So, this scripture, at first glance, may seem a bit difficult to understand. But as you can see, it is very logical and well within the gospel message.
Now, some claim, well, this was Jesus trying to show how "keeping the Law" is impossible, but with God, "all things are possible" and that Jesus words were showing how this does not save you. My comment to that is why would Jesus be preaching the "gospel" in the Gospels, but then not, when someone asks "What I must do to be saved?". So, I believe Jesus was both telling the gospel and showing how "Keeping the Law" is difficult. So, its the faith and commitment behind the actions, not the actions themselves. If you are faithful to Christ, you will give up any false god in your life and will be willing to live for Him. But keeping the law is not the intention and I believe Jesus was pointing out how the rich man was keeping the Law. Those keeping the law are not considering how it is a right heart, not good works that God is looking for. As Christ's sacrifice on the cross is the only propitiation for your sins.

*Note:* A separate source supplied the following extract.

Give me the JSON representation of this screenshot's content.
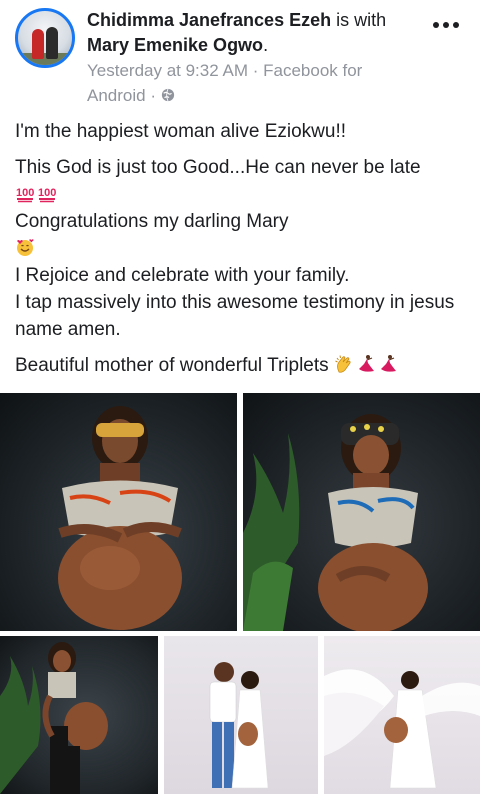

Let us look at how the common Gospel formula ties into Jesus' Words:
So love and commitment to Christ produces action. Actions such as praying or not committing adultery or giving to charity can not save you. However, the faith that you have towards Christ, which makes you produce those works, is the channel through which one is brought to Christ. And Jesus' death on the cross is the atonement for your sins to make it possible for you to be reconciled to God. And Christ spiritually washes the new believer from their sins and this is symbolized within baptism (so its Christ atonement that saves you, not your own works). As Ephesians 2:8-9 says, "For by grace are ye saved through faith; and that not of yourselves: [it is] the gift of God. Not of works, lest any man should boast."
So, as you can see, with the fullness of the Gospel understood correctly, you can see Jesus was always teaching the gospel! Yet, because we are so used to this "Four Spiritual Law" formula, some preachers, teachers and Christians have not understood the fullness of the teaching of the gospel and seem to miss the true ties between how Jesus taught and the gospel.